The mothers expressed fears mostly about traffic and abduction, and these came up regardless of housing density or socioeconomic status. The researchers point out that, despite abduction being rare, it remains a pervasive fear for rural mothers. (Free-range parenting advocate Lenore Skenazy points out that, based on statistics, if you wanted your kid to be abducted by a stranger, you'd have to let him or her stand unattended outside for 750,000 years.) Traffic-related incidents are far more likely, with "very real increases in traffic resulting from industrialization in some rural communities."

Equipped with this information, the researchers hope that family health advocates and policy-makers can do a better job at communicating with parents about potential risks and risk mitigation. For example, "Family health advocates should consider including safety information on abductions and road traffic incidents in the materials they disseminate to rural families [and] directing rural mothers towards risk-reframing tools and resources" that can help them lead discussions with kids about risky play. 

The ultimate goal is to get kids outside more than they are currently. We know how much it benefits them – teaching them about nature, encouraging physical activity, and helping them to learn conflict-resolution skills – but maternal fears must be addressed in order for this kind of play to become the norm once again.

As Bauer said, "In Canada, we know that children's outdoor play is more restricted compared to previous generations and that these restrictions can partially contribute to negative health outcomes. What we want to do is work with parents to understand their role in these restrictions, their concerns, and their safety strategies, so that we can better support and work with them to provide balanced outdoor play opportunities for their children."

This study is part of a larger research project "that examines parents’ perspectives on parenting, children’s outdoor play, and child protection," so there will be more information in coming months and years. 

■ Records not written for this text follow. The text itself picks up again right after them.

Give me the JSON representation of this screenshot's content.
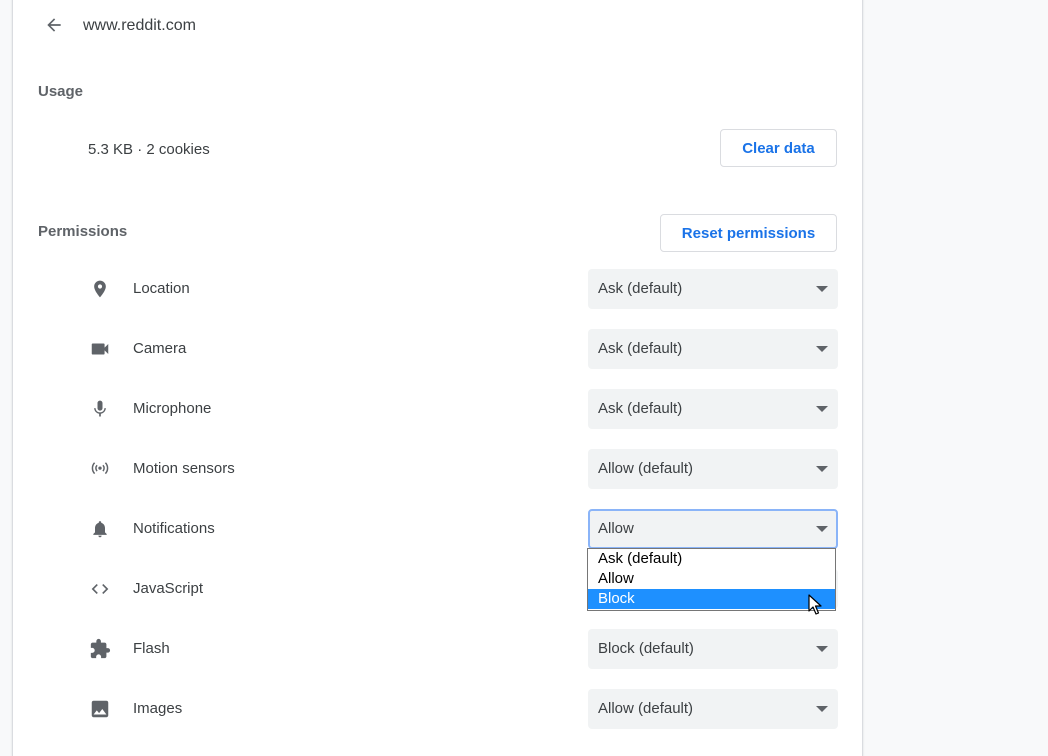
{
  "header": {
    "site": "www.reddit.com",
    "back_icon": "arrow-back-icon"
  },
  "usage": {
    "title": "Usage",
    "summary": "5.3 KB · 2 cookies",
    "clear_button": "Clear data"
  },
  "permissions": {
    "title": "Permissions",
    "reset_button": "Reset permissions",
    "items": [
      {
        "label": "Location",
        "value": "Ask (default)",
        "icon": "location-pin-icon"
      },
      {
        "label": "Camera",
        "value": "Ask (default)",
        "icon": "camera-icon"
      },
      {
        "label": "Microphone",
        "value": "Ask (default)",
        "icon": "microphone-icon"
      },
      {
        "label": "Motion sensors",
        "value": "Allow (default)",
        "icon": "motion-sensors-icon"
      },
      {
        "label": "Notifications",
        "value": "Allow",
        "icon": "bell-icon"
      },
      {
        "label": "JavaScript",
        "value": "",
        "icon": "code-icon"
      },
      {
        "label": "Flash",
        "value": "Block (default)",
        "icon": "puzzle-icon"
      },
      {
        "label": "Images",
        "value": "Allow (default)",
        "icon": "image-icon"
      }
    ]
  },
  "dropdown": {
    "options": [
      "Ask (default)",
      "Allow",
      "Block"
    ],
    "highlighted": "Block"
  },
  "colors": {
    "accent": "#1a73e8",
    "highlight": "#1e90ff",
    "select_bg": "#f1f3f4"
  }
}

View Article Sources
  1. Bauer, Michelle E., et al. "Rural Mothers’ Perspectives on Keeping their Children Safe During Outdoor Play: ‘It’s Hard to Raise A Child in a Small Community.'" Journal of Adventure Education and Outdoor Learning, 2021, pp. 1-11, doi:10.1080/14729679.2021.1902827